It’s interesting. I spend a lot of time listening to and reading the latest on workplace trends. Some people might think that I only focus on job search issues, but in reality, my firms ITtechExec and NoddlePlace work with professionals at all stages in the career management life cycle; specifically, we also spend a lot of time helping people prepare for internal promotions and advancement at their current engagements.
Therefore, to best do that, we look at the value companies place on their leadership and the expectations they have for them.
(I have to admit that I also have an odd fascination with the number of HR and organization strategists out there that espouse leadership styles and even conduct management trainings when they have never been operational leaders themselves.)
For sure, there is a plethora of information out there on the concept of corporate leadership. In fact, I would go so far as to say that there is a cultural obsession over the word “leader”. (I guess that tells us how desperate we are for good ones.) It is not uncommon to come across infographics like the one here from NEC.EDU that dissect leadership into its finer points.
And for the most part, the advice is sensible, albeit surface level. (For instance, we can easily all nod our heads that a good leader “cultivates strategic thinking and innovation” but it’s the application that gets murky. Exactly what does that look like? And can it be turned into a formula to follow?)
In my mind, having once served as a corporate “leader” with ~130 direct reports, companies rarely promote and cultivate true leaders (which is why there is so much analysis on organizational leadership out there; if they were good at it, they wouldn’t need so much of it). One reason is because the way companies hire and promote rarely lines up with what they say they want. Politics, necessity, poor discernment, bad leaders promoting more bad leaders, etc. all come into play.
Then, after poor decisions have been made, they backtrack to try to turn all of these bad/mediocre/worn-out leaders into good ones. And they do that by using a lot of words.
Seminars, seminars, seminars. Buzzwords, buzzwords, buzzwords. Culture, culture, culture. Soft skills, soft skills, soft skills. The poorly defined mantras are repeated over and over again by the true devotees until they become almost meaningless…if they even had much meaning to begin with.
Why? Because actions speak louder than words.
And not just from the company as a whole but from the “leaders” themselves.
So the more you mass produce leadership-speak, often the less positive the results you get. I’ve yet to meet an effective leader who sits around talking much about leadership; instead he or she is thinking about ways to “operate” more effectively, i.e., to execute. In other words, less talk and more action!
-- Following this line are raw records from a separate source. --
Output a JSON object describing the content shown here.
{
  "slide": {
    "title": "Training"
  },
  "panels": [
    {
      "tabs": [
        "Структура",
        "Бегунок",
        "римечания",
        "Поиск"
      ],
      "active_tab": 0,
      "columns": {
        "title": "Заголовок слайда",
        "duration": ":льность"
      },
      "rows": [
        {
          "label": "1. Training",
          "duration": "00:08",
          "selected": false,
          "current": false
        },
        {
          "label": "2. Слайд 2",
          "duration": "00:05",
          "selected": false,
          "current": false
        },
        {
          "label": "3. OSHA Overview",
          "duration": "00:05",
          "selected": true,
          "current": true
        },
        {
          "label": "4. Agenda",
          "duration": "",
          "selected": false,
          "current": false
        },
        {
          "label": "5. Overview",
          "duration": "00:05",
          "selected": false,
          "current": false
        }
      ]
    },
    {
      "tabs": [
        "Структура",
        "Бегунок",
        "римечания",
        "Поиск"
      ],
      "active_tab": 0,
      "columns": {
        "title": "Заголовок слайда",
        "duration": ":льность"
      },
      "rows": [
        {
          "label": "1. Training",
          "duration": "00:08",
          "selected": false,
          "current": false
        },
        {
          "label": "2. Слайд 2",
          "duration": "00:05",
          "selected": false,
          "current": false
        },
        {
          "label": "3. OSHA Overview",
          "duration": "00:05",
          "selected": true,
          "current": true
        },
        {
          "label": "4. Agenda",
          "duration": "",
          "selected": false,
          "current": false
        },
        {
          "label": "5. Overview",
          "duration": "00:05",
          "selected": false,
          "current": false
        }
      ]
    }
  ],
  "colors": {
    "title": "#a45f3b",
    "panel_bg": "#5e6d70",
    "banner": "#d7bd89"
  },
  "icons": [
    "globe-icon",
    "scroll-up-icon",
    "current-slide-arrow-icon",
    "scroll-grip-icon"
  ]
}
Therefore, although we all like to talk about what makes a good leader; in reality, what we really want is to observe one. And my guess is when you finally do, he or she will be anything but formulaic or fit nicely into an HR training seminar.